You never know when you will need to apply First Aid. It can be at the most unlikely of times, and the administration of first aid can be the difference between life and death.
The First Aid course that I attended was held at the St Johns training center in Belmont. The last time I stepped into a First Aid Class was during my studies at University. A lot has changed since then.
The course that I chose was a 2 day course covering a large range of topics from following the DRSABCD to administrating CPR. Since the last first Aid course I did, there have been a few more additions to the ABC's. And, there have been many changes in the methods of applying First Aid when you need to.
St John's offers a range of courses from Caring for Kids and Babies to Occupational First Aid. The beauty of the first aid classes is that you can choose a time to attend a class that fits in with your schedule. As for me, I chose the weekend option.
Resources that allows you to practice and show others how!
Further, the instructors are very professional and cover the material thoroughly. What I enjoyed the most, however, was that we were given our personal CPR learning program which included a video, book and a 'Mini Anne CPR learning manikin'. That, on its own, was the most valuable resource of all, as I could teach my children how to administer CPR.
One of the more interesting things I learnt was dealing with snake bites. As Australia has a number of poisonous snakes, I thought I would share the information I learnt as it may just save a life.

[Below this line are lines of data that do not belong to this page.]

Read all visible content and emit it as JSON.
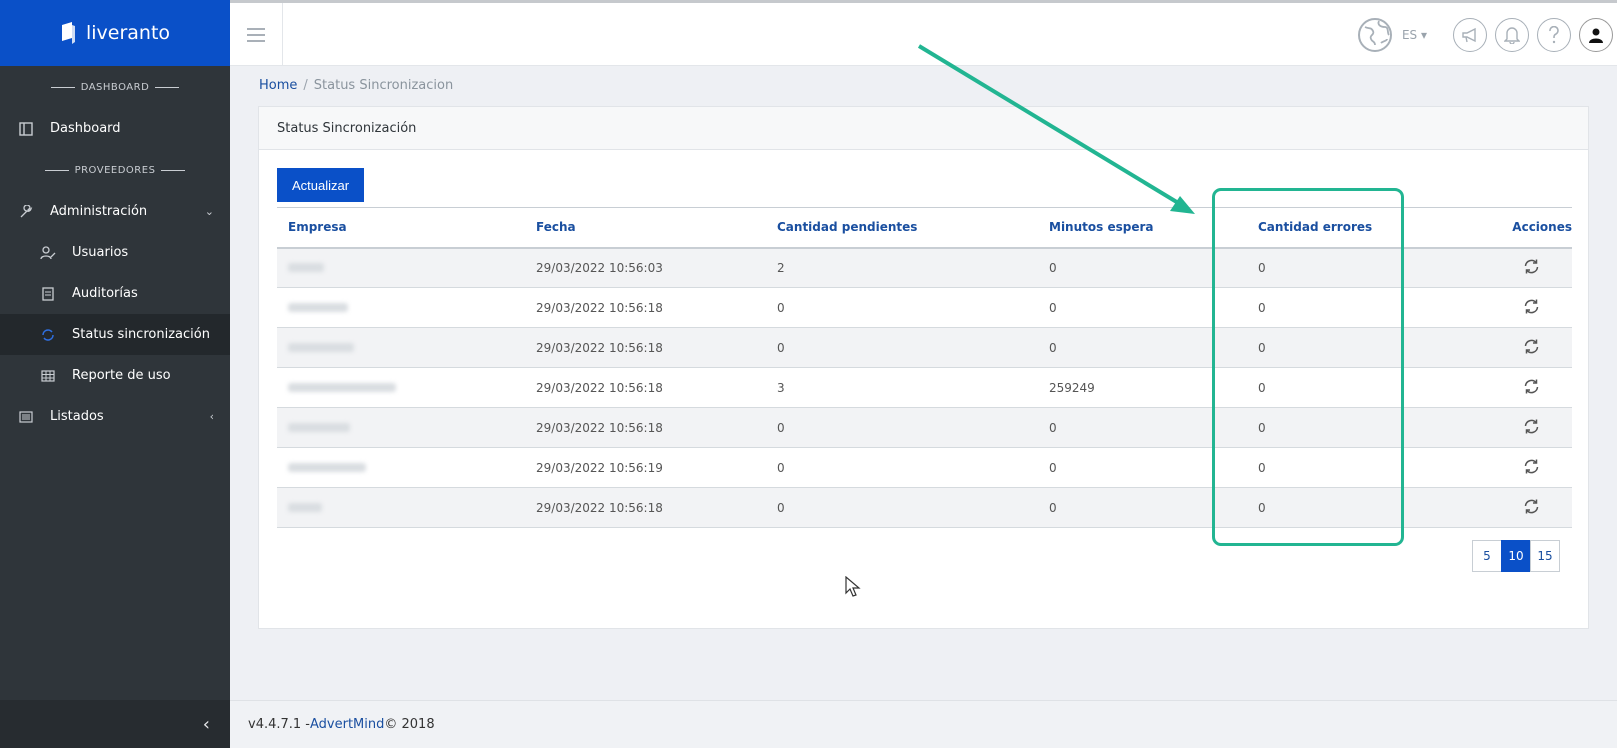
{
  "brand": {
    "name": "liveranto"
  },
  "sidebar": {
    "section_dashboard": "DASHBOARD",
    "section_providers": "PROVEEDORES",
    "items": [
      {
        "label": "Dashboard",
        "icon": "layout-icon"
      },
      {
        "label": "Administración",
        "icon": "wrench-icon"
      },
      {
        "label": "Usuarios",
        "icon": "user-edit-icon"
      },
      {
        "label": "Auditorías",
        "icon": "clipboard-icon"
      },
      {
        "label": "Status sincronización",
        "icon": "sync-icon"
      },
      {
        "label": "Reporte de uso",
        "icon": "table-icon"
      },
      {
        "label": "Listados",
        "icon": "list-icon"
      }
    ]
  },
  "header": {
    "lang": "ES"
  },
  "breadcrumb": {
    "home": "Home",
    "current": "Status Sincronizacion"
  },
  "card": {
    "title": "Status Sincronización",
    "refresh_label": "Actualizar"
  },
  "table": {
    "headers": [
      "Empresa",
      "Fecha",
      "Cantidad pendientes",
      "Minutos espera",
      "Cantidad errores",
      "Acciones"
    ],
    "rows": [
      {
        "fecha": "29/03/2022 10:56:03",
        "pendientes": "2",
        "minutos": "0",
        "errores": "0"
      },
      {
        "fecha": "29/03/2022 10:56:18",
        "pendientes": "0",
        "minutos": "0",
        "errores": "0"
      },
      {
        "fecha": "29/03/2022 10:56:18",
        "pendientes": "0",
        "minutos": "0",
        "errores": "0"
      },
      {
        "fecha": "29/03/2022 10:56:18",
        "pendientes": "3",
        "minutos": "259249",
        "errores": "0"
      },
      {
        "fecha": "29/03/2022 10:56:18",
        "pendientes": "0",
        "minutos": "0",
        "errores": "0"
      },
      {
        "fecha": "29/03/2022 10:56:19",
        "pendientes": "0",
        "minutos": "0",
        "errores": "0"
      },
      {
        "fecha": "29/03/2022 10:56:18",
        "pendientes": "0",
        "minutos": "0",
        "errores": "0"
      }
    ]
  },
  "pager": {
    "sizes": [
      "5",
      "10",
      "15"
    ],
    "active": "10"
  },
  "footer": {
    "version": "v4.4.7.1 - ",
    "company": "AdvertMind",
    "copyright": " © 2018"
  },
  "colors": {
    "brand": "#0a50c8",
    "sidebar": "#2f353a",
    "annotation": "#22b592"
  }
}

In my time it was cut and squeeze out the venom from a snake bite. However, it is now suggested that you place gauze over the bite and bandage the bite up towards the lymph glands. The reason you don't cut or suck out the venom is that the gauze can absorb some of the venom. This allows staff at the hospital to send th gauze for analysis for the administration of the correct anti-venom. This administration follows after the DRS, which stand for Danger, Response and Send, something I did not know about before I attended a St John's course.
I would recommend everyone who is 14 years and older to attend a St. Johns First Aid Course. There is a chance that you will not use it, however I'd rather know what to do than to stand helplessly not doing anything. It can mean the difference between life or death!